[Excerpts from an interface dataset]
= Beginning of Section =
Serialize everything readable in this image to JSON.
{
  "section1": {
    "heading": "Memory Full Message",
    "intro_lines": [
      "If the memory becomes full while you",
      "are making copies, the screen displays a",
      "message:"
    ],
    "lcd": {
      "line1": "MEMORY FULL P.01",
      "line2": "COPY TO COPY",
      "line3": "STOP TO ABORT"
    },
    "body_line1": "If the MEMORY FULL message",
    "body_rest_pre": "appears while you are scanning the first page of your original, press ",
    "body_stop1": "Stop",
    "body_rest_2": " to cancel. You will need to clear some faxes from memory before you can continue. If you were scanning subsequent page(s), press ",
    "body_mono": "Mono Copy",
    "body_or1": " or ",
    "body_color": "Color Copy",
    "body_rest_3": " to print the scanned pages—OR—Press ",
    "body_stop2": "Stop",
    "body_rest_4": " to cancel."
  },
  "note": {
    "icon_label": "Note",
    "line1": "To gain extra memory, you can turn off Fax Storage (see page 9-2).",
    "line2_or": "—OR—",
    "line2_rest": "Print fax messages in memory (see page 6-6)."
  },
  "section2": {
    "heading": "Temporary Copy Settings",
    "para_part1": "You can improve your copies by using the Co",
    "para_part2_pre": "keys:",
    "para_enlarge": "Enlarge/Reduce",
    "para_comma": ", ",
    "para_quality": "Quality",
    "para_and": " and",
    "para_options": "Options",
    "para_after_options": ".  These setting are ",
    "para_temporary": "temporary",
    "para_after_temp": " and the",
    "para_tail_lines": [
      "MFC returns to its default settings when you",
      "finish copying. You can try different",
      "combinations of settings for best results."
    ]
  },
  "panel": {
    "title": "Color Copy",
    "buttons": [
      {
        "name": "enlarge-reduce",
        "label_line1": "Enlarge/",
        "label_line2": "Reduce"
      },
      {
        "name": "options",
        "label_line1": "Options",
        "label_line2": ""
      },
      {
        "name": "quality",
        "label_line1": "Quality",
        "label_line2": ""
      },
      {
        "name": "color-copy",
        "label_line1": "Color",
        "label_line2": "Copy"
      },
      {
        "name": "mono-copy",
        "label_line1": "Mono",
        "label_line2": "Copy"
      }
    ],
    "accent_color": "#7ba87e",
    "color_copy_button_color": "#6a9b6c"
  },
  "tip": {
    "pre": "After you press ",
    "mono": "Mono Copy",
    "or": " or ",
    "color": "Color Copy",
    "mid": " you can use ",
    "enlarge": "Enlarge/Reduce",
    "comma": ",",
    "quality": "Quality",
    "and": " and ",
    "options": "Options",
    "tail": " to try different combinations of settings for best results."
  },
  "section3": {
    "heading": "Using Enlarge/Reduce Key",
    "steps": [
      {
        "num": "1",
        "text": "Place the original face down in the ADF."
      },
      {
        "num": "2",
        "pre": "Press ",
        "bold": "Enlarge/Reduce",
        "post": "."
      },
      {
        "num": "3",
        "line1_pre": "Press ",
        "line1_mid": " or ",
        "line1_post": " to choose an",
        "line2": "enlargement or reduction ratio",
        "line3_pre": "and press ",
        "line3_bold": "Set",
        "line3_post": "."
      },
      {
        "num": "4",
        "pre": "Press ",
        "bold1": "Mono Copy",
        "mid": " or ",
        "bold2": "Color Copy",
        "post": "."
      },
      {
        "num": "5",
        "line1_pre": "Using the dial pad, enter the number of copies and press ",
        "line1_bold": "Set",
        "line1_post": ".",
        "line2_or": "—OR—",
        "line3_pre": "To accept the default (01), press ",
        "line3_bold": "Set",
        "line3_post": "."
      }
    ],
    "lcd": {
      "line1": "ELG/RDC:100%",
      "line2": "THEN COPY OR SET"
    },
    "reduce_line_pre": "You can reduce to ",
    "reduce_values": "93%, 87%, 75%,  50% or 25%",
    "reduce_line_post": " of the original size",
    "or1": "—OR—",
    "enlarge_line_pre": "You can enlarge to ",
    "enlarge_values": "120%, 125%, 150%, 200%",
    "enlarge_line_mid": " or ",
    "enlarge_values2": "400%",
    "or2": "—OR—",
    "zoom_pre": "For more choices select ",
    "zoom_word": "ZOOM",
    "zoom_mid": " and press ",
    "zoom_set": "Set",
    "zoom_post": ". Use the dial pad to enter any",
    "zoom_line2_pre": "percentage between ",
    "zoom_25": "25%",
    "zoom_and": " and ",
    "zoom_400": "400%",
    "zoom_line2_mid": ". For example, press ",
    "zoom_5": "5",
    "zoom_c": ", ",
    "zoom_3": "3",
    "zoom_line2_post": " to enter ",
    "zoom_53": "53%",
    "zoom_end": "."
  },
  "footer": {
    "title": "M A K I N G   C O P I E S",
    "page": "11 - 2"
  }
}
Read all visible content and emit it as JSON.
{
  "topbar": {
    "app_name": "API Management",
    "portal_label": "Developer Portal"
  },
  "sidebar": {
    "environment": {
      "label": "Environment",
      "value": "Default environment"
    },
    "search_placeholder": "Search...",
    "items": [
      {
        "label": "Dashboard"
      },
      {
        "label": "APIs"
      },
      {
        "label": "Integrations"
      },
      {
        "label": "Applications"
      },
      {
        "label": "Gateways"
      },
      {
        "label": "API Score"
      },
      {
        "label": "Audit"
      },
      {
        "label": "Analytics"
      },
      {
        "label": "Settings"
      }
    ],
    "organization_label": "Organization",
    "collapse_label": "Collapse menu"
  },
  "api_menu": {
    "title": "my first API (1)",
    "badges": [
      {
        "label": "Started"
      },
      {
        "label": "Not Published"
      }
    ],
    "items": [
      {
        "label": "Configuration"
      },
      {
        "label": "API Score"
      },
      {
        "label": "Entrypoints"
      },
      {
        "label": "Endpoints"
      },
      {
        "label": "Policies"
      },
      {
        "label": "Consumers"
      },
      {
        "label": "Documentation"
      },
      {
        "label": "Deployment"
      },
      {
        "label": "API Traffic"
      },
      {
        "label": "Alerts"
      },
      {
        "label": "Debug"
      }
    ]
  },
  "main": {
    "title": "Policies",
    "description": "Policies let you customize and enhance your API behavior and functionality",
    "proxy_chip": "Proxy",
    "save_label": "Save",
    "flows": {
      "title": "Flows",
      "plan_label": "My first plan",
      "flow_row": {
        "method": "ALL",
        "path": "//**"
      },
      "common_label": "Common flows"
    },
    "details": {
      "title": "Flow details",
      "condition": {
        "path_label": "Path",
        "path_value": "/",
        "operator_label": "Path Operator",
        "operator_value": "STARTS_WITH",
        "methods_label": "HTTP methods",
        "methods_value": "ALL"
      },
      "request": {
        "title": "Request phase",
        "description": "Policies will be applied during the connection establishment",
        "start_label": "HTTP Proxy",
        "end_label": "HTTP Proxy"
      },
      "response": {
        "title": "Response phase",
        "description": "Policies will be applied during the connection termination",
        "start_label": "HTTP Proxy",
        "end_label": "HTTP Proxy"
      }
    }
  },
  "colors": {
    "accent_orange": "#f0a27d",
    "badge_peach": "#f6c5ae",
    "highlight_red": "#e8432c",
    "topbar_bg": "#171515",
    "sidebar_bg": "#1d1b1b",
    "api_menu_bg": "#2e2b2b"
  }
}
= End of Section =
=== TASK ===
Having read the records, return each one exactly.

=== RESPONSE TO THE TASK ===
Serialize everything readable in this image to JSON.
{
  "section1": {
    "heading": "Memory Full Message",
    "intro_lines": [
      "If the memory becomes full while you",
      "are making copies, the screen displays a",
      "message:"
    ],
    "lcd": {
      "line1": "MEMORY FULL P.01",
      "line2": "COPY TO COPY",
      "line3": "STOP TO ABORT"
    },
    "body_line1": "If the MEMORY FULL message",
    "body_rest_pre": "appears while you are scanning the first page of your original, press ",
    "body_stop1": "Stop",
    "body_rest_2": " to cancel. You will need to clear some faxes from memory before you can continue. If you were scanning subsequent page(s), press ",
    "body_mono": "Mono Copy",
    "body_or1": " or ",
    "body_color": "Color Copy",
    "body_rest_3": " to print the scanned pages—OR—Press ",
    "body_stop2": "Stop",
    "body_rest_4": " to cancel."
  },
  "note": {
    "icon_label": "Note",
    "line1": "To gain extra memory, you can turn off Fax Storage (see page 9-2).",
    "line2_or": "—OR—",
    "line2_rest": "Print fax messages in memory (see page 6-6)."
  },
  "section2": {
    "heading": "Temporary Copy Settings",
    "para_part1": "You can improve your copies by using the Co",
    "para_part2_pre": "keys:",
    "para_enlarge": "Enlarge/Reduce",
    "para_comma": ", ",
    "para_quality": "Quality",
    "para_and": " and",
    "para_options": "Options",
    "para_after_options": ".  These setting are ",
    "para_temporary": "temporary",
    "para_after_temp": " and the",
    "para_tail_lines": [
      "MFC returns to its default settings when you",
      "finish copying. You can try different",
      "combinations of settings for best results."
    ]
  },
  "panel": {
    "title": "Color Copy",
    "buttons": [
      {
        "name": "enlarge-reduce",
        "label_line1": "Enlarge/",
        "label_line2": "Reduce"
      },
      {
        "name": "options",
        "label_line1": "Options",
        "label_line2": ""
      },
      {
        "name": "quality",
        "label_line1": "Quality",
        "label_line2": ""
      },
      {
        "name": "color-copy",
        "label_line1": "Color",
        "label_line2": "Copy"
      },
      {
        "name": "mono-copy",
        "label_line1": "Mono",
        "label_line2": "Copy"
      }
    ],
    "accent_color": "#7ba87e",
    "color_copy_button_color": "#6a9b6c"
  },
  "tip": {
    "pre": "After you press ",
    "mono": "Mono Copy",
    "or": " or ",
    "color": "Color Copy",
    "mid": " you can use ",
    "enlarge": "Enlarge/Reduce",
    "comma": ",",
    "quality": "Quality",
    "and": " and ",
    "options": "Options",
    "tail": " to try different combinations of settings for best results."
  },
  "section3": {
    "heading": "Using Enlarge/Reduce Key",
    "steps": [
      {
        "num": "1",
        "text": "Place the original face down in the ADF."
      },
      {
        "num": "2",
        "pre": "Press ",
        "bold": "Enlarge/Reduce",
        "post": "."
      },
      {
        "num": "3",
        "line1_pre": "Press ",
        "line1_mid": " or ",
        "line1_post": " to choose an",
        "line2": "enlargement or reduction ratio",
        "line3_pre": "and press ",
        "line3_bold": "Set",
        "line3_post": "."
      },
      {
        "num": "4",
        "pre": "Press ",
        "bold1": "Mono Copy",
        "mid": " or ",
        "bold2": "Color Copy",
        "post": "."
      },
      {
        "num": "5",
        "line1_pre": "Using the dial pad, enter the number of copies and press ",
        "line1_bold": "Set",
        "line1_post": ".",
        "line2_or": "—OR—",
        "line3_pre": "To accept the default (01), press ",
        "line3_bold": "Set",
        "line3_post": "."
      }
    ],
    "lcd": {
      "line1": "ELG/RDC:100%",
      "line2": "THEN COPY OR SET"
    },
    "reduce_line_pre": "You can reduce to ",
    "reduce_values": "93%, 87%, 75%,  50% or 25%",
    "reduce_line_post": " of the original size",
    "or1": "—OR—",
    "enlarge_line_pre": "You can enlarge to ",
    "enlarge_values": "120%, 125%, 150%, 200%",
    "enlarge_line_mid": " or ",
    "enlarge_values2": "400%",
    "or2": "—OR—",
    "zoom_pre": "For more choices select ",
    "zoom_word": "ZOOM",
    "zoom_mid": " and press ",
    "zoom_set": "Set",
    "zoom_post": ". Use the dial pad to enter any",
    "zoom_line2_pre": "percentage between ",
    "zoom_25": "25%",
    "zoom_and": " and ",
    "zoom_400": "400%",
    "zoom_line2_mid": ". For example, press ",
    "zoom_5": "5",
    "zoom_c": ", ",
    "zoom_3": "3",
    "zoom_line2_post": " to enter ",
    "zoom_53": "53%",
    "zoom_end": "."
  },
  "footer": {
    "title": "M A K I N G   C O P I E S",
    "page": "11 - 2"
  }
}
Read all visible content and emit it as JSON.
{
  "topbar": {
    "app_name": "API Management",
    "portal_label": "Developer Portal"
  },
  "sidebar": {
    "environment": {
      "label": "Environment",
      "value": "Default environment"
    },
    "search_placeholder": "Search...",
    "items": [
      {
        "label": "Dashboard"
      },
      {
        "label": "APIs"
      },
      {
        "label": "Integrations"
      },
      {
        "label": "Applications"
      },
      {
        "label": "Gateways"
      },
      {
        "label": "API Score"
      },
      {
        "label": "Audit"
      },
      {
        "label": "Analytics"
      },
      {
        "label": "Settings"
      }
    ],
    "organization_label": "Organization",
    "collapse_label": "Collapse menu"
  },
  "api_menu": {
    "title": "my first API (1)",
    "badges": [
      {
        "label": "Started"
      },
      {
        "label": "Not Published"
      }
    ],
    "items": [
      {
        "label": "Configuration"
      },
      {
        "label": "API Score"
      },
      {
        "label": "Entrypoints"
      },
      {
        "label": "Endpoints"
      },
      {
        "label": "Policies"
      },
      {
        "label": "Consumers"
      },
      {
        "label": "Documentation"
      },
      {
        "label": "Deployment"
      },
      {
        "label": "API Traffic"
      },
      {
        "label": "Alerts"
      },
      {
        "label": "Debug"
      }
    ]
  },
  "main": {
    "title": "Policies",
    "description": "Policies let you customize and enhance your API behavior and functionality",
    "proxy_chip": "Proxy",
    "save_label": "Save",
    "flows": {
      "title": "Flows",
      "plan_label": "My first plan",
      "flow_row": {
        "method": "ALL",
        "path": "//**"
      },
      "common_label": "Common flows"
    },
    "details": {
      "title": "Flow details",
      "condition": {
        "path_label": "Path",
        "path_value": "/",
        "operator_label": "Path Operator",
        "operator_value": "STARTS_WITH",
        "methods_label": "HTTP methods",
        "methods_value": "ALL"
      },
      "request": {
        "title": "Request phase",
        "description": "Policies will be applied during the connection establishment",
        "start_label": "HTTP Proxy",
        "end_label": "HTTP Proxy"
      },
      "response": {
        "title": "Response phase",
        "description": "Policies will be applied during the connection termination",
        "start_label": "HTTP Proxy",
        "end_label": "HTTP Proxy"
      }
    }
  },
  "colors": {
    "accent_orange": "#f0a27d",
    "badge_peach": "#f6c5ae",
    "highlight_red": "#e8432c",
    "topbar_bg": "#171515",
    "sidebar_bg": "#1d1b1b",
    "api_menu_bg": "#2e2b2b"
  }
}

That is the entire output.